Data about app and page elements:
◇ ◇ ◇ ◇ ◇

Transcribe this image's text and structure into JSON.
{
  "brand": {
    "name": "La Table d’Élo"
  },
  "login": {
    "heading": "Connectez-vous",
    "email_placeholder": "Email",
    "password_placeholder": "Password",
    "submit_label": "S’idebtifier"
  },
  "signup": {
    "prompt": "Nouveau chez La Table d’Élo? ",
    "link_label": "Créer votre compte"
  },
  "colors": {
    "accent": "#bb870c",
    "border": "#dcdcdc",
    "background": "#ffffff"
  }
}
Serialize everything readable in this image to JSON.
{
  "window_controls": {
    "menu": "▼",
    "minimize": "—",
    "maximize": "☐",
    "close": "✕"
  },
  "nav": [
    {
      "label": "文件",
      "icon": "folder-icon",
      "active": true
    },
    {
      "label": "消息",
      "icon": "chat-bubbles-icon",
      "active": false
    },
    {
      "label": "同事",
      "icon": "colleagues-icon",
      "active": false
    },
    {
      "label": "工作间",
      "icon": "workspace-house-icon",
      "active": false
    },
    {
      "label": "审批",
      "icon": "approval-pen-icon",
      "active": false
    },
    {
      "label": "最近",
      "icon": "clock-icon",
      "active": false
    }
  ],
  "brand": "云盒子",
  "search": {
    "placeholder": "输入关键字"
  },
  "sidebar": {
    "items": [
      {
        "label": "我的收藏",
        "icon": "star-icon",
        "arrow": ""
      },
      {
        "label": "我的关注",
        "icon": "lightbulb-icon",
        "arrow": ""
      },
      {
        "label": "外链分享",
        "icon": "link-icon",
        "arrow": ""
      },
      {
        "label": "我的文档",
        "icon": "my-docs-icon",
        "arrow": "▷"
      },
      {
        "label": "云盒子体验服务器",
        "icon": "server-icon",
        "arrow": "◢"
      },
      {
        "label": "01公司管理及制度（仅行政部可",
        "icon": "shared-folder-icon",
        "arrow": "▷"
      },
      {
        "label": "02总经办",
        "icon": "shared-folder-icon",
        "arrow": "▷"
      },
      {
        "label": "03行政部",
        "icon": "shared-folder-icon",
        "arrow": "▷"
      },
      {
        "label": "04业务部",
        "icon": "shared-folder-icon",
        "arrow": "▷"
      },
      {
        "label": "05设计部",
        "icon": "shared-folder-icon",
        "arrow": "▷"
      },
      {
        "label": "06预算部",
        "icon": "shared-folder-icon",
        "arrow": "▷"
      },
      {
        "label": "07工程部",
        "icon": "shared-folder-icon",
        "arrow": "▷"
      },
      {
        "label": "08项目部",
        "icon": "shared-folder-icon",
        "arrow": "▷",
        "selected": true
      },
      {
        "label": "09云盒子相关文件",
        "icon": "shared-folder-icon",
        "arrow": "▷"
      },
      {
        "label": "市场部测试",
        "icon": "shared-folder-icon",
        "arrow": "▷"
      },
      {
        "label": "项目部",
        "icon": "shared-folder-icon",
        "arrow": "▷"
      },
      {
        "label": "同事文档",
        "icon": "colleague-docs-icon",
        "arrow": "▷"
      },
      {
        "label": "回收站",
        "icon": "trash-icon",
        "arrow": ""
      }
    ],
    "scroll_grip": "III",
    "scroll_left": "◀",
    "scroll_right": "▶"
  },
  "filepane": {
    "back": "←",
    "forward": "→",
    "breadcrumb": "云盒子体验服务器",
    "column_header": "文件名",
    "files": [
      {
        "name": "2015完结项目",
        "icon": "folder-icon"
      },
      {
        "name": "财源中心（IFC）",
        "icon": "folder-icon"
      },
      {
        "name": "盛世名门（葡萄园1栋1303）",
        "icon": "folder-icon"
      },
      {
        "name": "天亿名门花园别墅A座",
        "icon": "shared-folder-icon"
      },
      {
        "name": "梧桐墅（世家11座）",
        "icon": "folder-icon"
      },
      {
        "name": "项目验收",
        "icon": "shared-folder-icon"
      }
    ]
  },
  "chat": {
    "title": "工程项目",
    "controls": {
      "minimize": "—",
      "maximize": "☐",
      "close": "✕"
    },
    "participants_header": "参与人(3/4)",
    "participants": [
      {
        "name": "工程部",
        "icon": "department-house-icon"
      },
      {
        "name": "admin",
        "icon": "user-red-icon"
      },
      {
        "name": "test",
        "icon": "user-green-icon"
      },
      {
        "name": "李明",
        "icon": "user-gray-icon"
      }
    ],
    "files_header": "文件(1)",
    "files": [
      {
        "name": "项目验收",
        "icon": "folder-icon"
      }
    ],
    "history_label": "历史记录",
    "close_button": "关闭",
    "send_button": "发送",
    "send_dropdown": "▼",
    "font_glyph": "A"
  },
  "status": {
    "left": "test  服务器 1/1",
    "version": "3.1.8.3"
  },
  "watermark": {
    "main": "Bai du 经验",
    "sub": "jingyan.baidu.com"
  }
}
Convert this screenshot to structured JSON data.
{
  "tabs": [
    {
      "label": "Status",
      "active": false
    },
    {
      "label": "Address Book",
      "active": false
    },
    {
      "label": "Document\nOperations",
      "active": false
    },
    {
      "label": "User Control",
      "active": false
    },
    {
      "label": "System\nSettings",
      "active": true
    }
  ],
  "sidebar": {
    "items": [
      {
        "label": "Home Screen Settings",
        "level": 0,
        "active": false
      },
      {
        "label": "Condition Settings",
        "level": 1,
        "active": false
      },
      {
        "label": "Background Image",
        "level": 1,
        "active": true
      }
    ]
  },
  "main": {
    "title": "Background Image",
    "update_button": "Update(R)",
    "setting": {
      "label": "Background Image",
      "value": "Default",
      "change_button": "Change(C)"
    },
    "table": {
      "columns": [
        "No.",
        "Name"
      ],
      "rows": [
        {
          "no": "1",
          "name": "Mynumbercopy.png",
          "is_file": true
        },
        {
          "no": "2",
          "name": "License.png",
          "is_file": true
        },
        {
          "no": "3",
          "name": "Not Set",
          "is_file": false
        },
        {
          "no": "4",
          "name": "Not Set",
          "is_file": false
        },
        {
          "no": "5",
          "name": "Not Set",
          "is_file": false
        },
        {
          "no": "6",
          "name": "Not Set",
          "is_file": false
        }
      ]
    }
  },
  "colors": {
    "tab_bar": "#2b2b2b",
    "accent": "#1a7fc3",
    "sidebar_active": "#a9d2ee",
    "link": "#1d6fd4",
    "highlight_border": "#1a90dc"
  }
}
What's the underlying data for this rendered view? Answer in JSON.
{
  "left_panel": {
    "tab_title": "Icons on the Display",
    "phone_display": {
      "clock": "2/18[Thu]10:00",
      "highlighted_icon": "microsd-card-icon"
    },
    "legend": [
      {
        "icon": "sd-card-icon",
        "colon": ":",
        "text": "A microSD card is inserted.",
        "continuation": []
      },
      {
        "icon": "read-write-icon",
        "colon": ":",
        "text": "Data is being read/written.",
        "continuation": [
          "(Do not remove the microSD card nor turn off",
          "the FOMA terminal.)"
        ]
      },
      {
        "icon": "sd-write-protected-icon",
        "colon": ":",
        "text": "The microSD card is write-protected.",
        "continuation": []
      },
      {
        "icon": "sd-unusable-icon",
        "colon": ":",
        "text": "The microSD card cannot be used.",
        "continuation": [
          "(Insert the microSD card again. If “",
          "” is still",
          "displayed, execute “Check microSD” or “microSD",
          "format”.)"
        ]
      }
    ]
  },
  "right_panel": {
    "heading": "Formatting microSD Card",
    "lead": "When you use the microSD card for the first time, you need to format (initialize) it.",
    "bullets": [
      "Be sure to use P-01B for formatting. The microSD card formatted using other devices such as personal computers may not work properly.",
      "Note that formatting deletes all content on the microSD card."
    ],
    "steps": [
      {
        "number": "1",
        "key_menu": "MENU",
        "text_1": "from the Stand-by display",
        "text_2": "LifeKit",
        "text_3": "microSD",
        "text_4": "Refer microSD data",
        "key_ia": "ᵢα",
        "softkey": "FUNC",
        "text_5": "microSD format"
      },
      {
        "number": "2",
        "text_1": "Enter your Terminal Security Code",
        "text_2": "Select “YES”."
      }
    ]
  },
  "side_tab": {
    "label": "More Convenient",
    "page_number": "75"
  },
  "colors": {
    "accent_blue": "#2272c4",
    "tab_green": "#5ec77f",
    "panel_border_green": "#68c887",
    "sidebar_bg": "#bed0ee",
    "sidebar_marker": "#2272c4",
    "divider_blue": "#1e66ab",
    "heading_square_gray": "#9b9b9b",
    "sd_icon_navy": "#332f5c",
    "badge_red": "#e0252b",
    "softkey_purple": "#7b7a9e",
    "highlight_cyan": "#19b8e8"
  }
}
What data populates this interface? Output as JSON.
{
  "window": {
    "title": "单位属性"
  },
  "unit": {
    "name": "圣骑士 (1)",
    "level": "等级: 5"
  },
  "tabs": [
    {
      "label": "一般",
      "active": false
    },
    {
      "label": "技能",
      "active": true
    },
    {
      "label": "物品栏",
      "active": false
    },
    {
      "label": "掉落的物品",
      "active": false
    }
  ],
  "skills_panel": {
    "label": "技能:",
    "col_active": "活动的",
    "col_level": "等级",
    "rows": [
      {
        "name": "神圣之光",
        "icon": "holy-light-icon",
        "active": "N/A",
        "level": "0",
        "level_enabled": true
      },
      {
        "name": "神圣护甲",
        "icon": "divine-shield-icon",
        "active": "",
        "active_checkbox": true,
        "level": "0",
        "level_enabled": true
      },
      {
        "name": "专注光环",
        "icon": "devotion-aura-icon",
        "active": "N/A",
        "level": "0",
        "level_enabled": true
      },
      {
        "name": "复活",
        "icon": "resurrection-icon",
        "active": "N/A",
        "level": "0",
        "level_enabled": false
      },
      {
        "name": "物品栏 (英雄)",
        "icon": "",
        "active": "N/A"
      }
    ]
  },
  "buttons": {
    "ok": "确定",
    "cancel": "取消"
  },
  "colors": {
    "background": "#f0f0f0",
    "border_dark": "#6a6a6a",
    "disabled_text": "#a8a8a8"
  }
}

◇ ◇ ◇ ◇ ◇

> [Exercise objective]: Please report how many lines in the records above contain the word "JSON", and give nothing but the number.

> [Answer]: 5